I cleaned up the herb patch over the weekend and mulched it with pine straw in effort to try to discourage more weeds from growing:
The soil in the herb patch is not very good quality and tends to grow weeds quite well. Each year the herbs fight it out with the crabgrass. Most of the perennial herbs in this spot came with the house and have been well established for many years. These include chives, garlic chives, and Greek oregano.
It was time to accept the fact that the Greek oregano isn’t going to grow this year. It was about a 1-foot wide planting when I purchased the house and has since expanded to a 2-foot oblong in this herb patch. I use Greek oregano in many dishes, soups, salads, sauces, and of course pizza topping. Here is a picture from last year:
Each growing season, I usually give oregano a trim once it flowers. Almost immediately, new shoots begin growing from the cut stems allowing me to harvest more before frost. Last summer there was no re-growth after trimming. At first I attributed it to the awfully rainy summer we had and hoped that it would recover in the spring.
When other perennial herbs were rousing from their winter slumber, the oregano continued to show no signs of life. This weekend, I inspected the original plant area carefully hoping to find some green growth, but found none. So I inserted a trowel to dig out a section and inspect the roots. I found it was indeed dead and began digging it out of the herb patch. So sad.
This will however, give me opportunity to amend the soil here with some good quality compost.
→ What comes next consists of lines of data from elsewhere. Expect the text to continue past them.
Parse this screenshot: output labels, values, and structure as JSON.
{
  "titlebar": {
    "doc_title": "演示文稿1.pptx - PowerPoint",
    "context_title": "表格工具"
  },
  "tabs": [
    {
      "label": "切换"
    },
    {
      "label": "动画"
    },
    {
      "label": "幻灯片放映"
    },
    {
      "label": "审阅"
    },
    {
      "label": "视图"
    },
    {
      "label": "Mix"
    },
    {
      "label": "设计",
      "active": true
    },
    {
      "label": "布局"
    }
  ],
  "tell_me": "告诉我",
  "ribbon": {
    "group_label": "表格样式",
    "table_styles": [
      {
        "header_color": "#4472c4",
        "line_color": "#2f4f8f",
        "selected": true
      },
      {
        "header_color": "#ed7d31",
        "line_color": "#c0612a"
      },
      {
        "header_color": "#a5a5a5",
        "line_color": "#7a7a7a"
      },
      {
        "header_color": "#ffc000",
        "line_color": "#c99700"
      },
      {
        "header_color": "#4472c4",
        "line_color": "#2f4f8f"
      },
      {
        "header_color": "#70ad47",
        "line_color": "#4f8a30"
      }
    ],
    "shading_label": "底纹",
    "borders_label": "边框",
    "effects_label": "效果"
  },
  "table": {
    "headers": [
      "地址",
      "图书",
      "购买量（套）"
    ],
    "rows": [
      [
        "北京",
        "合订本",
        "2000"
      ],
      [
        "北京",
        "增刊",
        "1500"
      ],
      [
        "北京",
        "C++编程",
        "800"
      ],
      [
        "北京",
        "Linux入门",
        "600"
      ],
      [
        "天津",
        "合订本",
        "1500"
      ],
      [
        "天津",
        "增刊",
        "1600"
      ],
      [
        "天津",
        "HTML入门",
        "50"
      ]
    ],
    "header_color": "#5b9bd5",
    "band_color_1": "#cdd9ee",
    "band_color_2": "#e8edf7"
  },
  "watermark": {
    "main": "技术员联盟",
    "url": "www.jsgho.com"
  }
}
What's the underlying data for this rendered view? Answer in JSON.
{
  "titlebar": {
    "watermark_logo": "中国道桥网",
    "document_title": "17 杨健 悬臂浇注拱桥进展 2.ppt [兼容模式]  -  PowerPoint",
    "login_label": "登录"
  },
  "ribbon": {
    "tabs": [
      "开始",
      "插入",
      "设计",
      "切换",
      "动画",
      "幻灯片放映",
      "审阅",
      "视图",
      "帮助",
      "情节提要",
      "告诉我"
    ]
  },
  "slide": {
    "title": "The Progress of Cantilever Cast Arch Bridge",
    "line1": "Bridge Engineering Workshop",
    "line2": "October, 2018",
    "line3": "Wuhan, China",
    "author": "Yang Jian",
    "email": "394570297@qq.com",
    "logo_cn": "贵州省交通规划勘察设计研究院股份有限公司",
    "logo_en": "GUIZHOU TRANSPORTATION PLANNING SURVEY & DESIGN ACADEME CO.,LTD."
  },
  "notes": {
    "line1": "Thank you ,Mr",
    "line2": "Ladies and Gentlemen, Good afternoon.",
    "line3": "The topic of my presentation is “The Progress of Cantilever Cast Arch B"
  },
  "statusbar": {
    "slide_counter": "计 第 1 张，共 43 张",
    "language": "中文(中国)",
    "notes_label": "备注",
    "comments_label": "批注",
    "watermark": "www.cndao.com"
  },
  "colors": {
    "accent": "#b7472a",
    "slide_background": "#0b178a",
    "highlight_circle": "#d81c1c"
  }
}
Luckily, I have transplanted a bunch to a different part of the yard and this second planting is still alive and growing well. But it is quite small right now and will take a few years to achieve the harvest that I am accustomed to:
I have planted seeds to replace the Greek Oregano in the same spot. Hopefully they will grow a strong cluster that will survive for years to come. They look like such delicate seedlings:
It's difficult to believe that these tiny seedlings will grow into a hearty perennial herb that expands year after year. Greek oregano is a perennial herb that is related to the Mint family. It can be invasive, so it is best to keep it confined area.